This article is aimed at developers who are already using source control for their code and know how it works (a more general approach will come in a later post).
Git is not only useful to organize code, but it can be also used to track changes and revisions in your writing.
- Track the lifecycle of an article
- Use Blame for collaboration
- Great for editing
- Great for backup (if hosted)
- Ability to use git diff
- If you're using Github or Gitlab Pages the flow is pretty similar.
If you don't want to post your drafts in public you can use a private repository.
Some great websites that support private repository:
It offers unlimited free public repositories for everyone. Private repositories are paid (free for students)
Unlimited free public and private repositories for everyone. Gitlab is open source, if you have a server you can self-host it.
Unlimited free public and private repositories for everyone

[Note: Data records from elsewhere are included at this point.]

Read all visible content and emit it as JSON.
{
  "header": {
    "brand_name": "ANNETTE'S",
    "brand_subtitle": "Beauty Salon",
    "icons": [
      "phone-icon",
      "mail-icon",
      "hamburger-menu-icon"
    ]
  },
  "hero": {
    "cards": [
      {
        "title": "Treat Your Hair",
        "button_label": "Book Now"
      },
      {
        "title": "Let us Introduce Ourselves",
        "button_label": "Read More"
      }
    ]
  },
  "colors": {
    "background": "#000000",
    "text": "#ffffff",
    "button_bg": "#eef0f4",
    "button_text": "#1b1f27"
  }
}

Of course if you're not a developer something easier, like Google Docs, does most of the work with almost none of the complexity. For developers who already know and use git on a daily basis this is a great starting point.